From the first session I worked in the Iowa House of Representatives, I dreamed of someday holding the title “VP of government affairs” for a national or global company. I wanted to be an influencer of policy for issues that mattered. From that point on, I set out to achieve that goal.
I continued to work toward that dream, achieving titles of “state policy associate,” “policy manager,” and “deputy executive director.” For all those positions, I worked remotely—a rarity in 2013. I was fortunate to land jobs at nonprofits and companies that understood that the work could be done in multiple locations.
This stance—allowing employees to work remotely some or all of the time—is shared by many employers today. Yet we’re still facing massive workforce shortages in almost every industry. In my industry, education, teacher shortages are one of the biggest concerns keeping district leaders up at night. This is true for leaders in industries across the nation, leaving many focused on building workforce pipelines as a long-term solution.
MOVING PAST REMOTE
What is the next frontier? I believe we have to move past remote work and focus on true flexibility. In 2018, I had my first child. For many women, this means making the tough decision of staying home or going to work. I decided that it wasn’t an either-or, and I was determined to make it work, so I started consulting.
Consulting took remote work and added actual flexibility. At most full-time jobs, working hours are still typically 9-5. But what that rigid schedule over looks is that employees are capable of getting a full 40 hours of work in (we can talk about why 40 hours is the magical number another time), even if they happen outside what is considered “standard operating hours.”
The biggest benefit to a flexible model is that in my experience, it greatly limits the need for childcare. (Speaking of, childcare is another area facing massive shortages and long waiting lists.) Because of my flexibility as a consultant, over the past three years, I have found if I have two days a week with at least a three-hour chunk of time (as many agree, three hours is the best for focus) during typical workday hours, I can schedule calls, write articles, work on research projects, engage in networking opportunities, and still never miss any of my children’s major milestones. (And also go to the park on nice days.) Besides those three hours during “regular” days, I am able to work before my children wake up and after they go to sleep at night, and on the weekend if necessary.

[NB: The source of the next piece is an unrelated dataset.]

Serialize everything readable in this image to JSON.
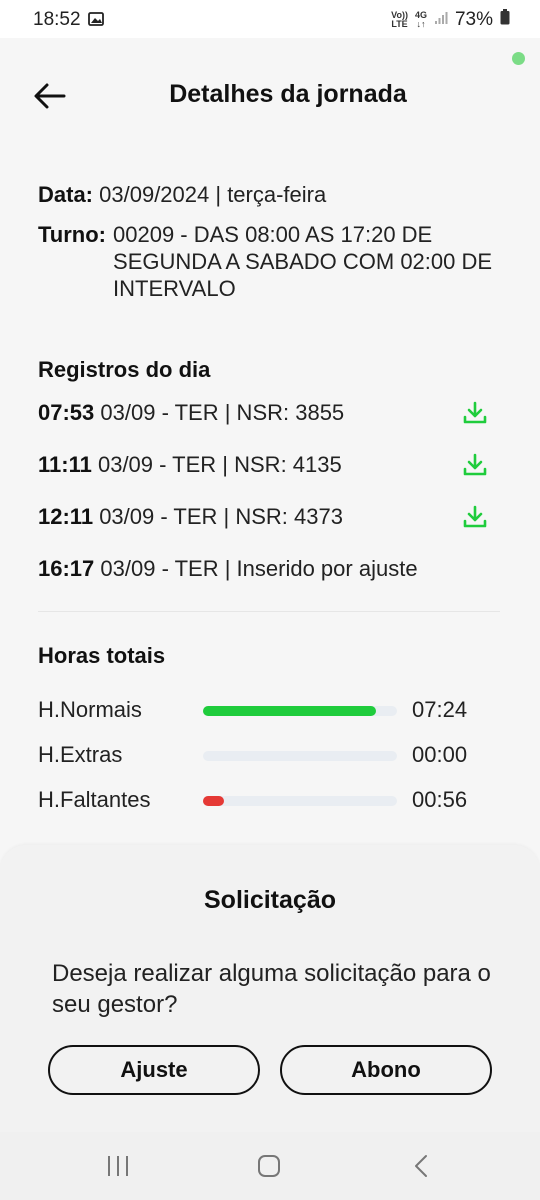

There are many weeks where I work more than 40 hours.
Occasionally I see a VP of government affairs position that interests me, and honestly, I consider applying just to see how far I could get. But at the end of the day, it mostly still requires the 9-5 workday, and that is something that I could now never go back to.

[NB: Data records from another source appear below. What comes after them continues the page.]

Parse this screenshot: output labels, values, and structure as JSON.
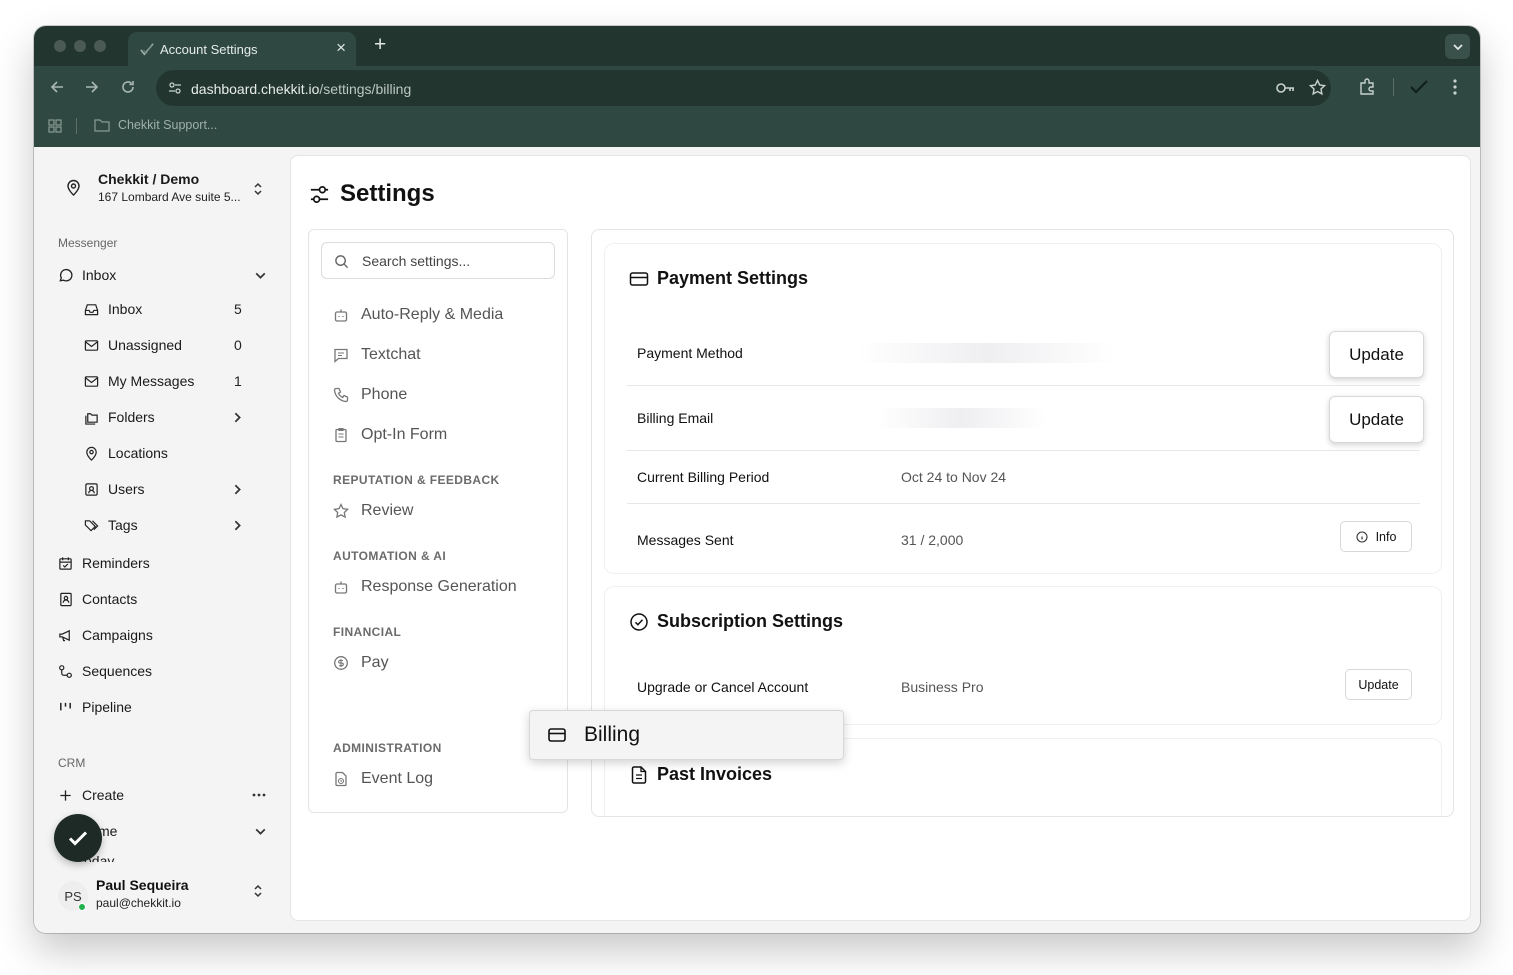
{
  "browser": {
    "tab_title": "Account Settings",
    "url_domain": "dashboard.chekkit.io",
    "url_path": "/settings/billing",
    "bookmark": "Chekkit Support..."
  },
  "sidebar": {
    "location_name": "Chekkit / Demo",
    "location_address": "167 Lombard Ave suite 5...",
    "messenger_label": "Messenger",
    "inbox_group": "Inbox",
    "inbox_items": [
      {
        "label": "Inbox",
        "count": "5"
      },
      {
        "label": "Unassigned",
        "count": "0"
      },
      {
        "label": "My Messages",
        "count": "1"
      },
      {
        "label": "Folders"
      },
      {
        "label": "Locations"
      },
      {
        "label": "Users"
      },
      {
        "label": "Tags"
      }
    ],
    "main_items": [
      "Reminders",
      "Contacts",
      "Campaigns",
      "Sequences",
      "Pipeline"
    ],
    "crm_label": "CRM",
    "create": "Create",
    "home_partial": "me",
    "below_partial": "oday",
    "user_initials": "PS",
    "user_name": "Paul Sequeira",
    "user_email": "paul@chekkit.io"
  },
  "settings": {
    "title": "Settings",
    "search_placeholder": "Search settings...",
    "nav": {
      "auto_reply": "Auto-Reply & Media",
      "textchat": "Textchat",
      "phone": "Phone",
      "optin": "Opt-In Form",
      "cat_reputation": "REPUTATION & FEEDBACK",
      "review": "Review",
      "cat_automation": "AUTOMATION & AI",
      "response": "Response Generation",
      "cat_financial": "FINANCIAL",
      "pay": "Pay",
      "billing": "Billing",
      "cat_admin": "ADMINISTRATION",
      "event_log": "Event Log"
    }
  },
  "payment": {
    "title": "Payment Settings",
    "method_label": "Payment Method",
    "email_label": "Billing Email",
    "update": "Update",
    "period_label": "Current Billing Period",
    "period_value": "Oct 24 to Nov 24",
    "sent_label": "Messages Sent",
    "sent_value": "31 / 2,000",
    "info": "Info"
  },
  "subscription": {
    "title": "Subscription Settings",
    "label": "Upgrade or Cancel Account",
    "value": "Business Pro",
    "update": "Update"
  },
  "invoices": {
    "title": "Past Invoices"
  },
  "colors": {
    "browser_frame": "#22352f",
    "browser_toolbar": "#2f4842",
    "app_bg": "#f4f4f5",
    "fab": "#1d2a26",
    "online": "#22b14c"
  }
}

FLEXIBILITY IN A CORPORATE SETTING
This all seems great for one single consultant, right? Well there are many other employees like me who have deep knowledge and expertise in their fields. And now they’re banding together, leaving corporate careers and striking out as consultants. Doing so allows employees in any stage of life to work together on a schedule that works for them. This leads to a happier work/life balance and also increasing income. This model should speak not only to women, but also to men. It is incredible the projects that can be taken on when a team consists of experts in a similar field but with different subareas. There is no grant or project off the table with that kind of expertise.
Remote is a great first stepping stone, and perhaps needed to build the trust of senior leadership, but there is a whole subset of potential workers unavailable to companies because of the “standard operating hours” mentality. It’s time to examine what flexibility truly looks like in the workforce and how it could specifically be applied to your industry.
Susan Gentz is a partner at K20Connect, and an education policy expert working to inspire innovation in education.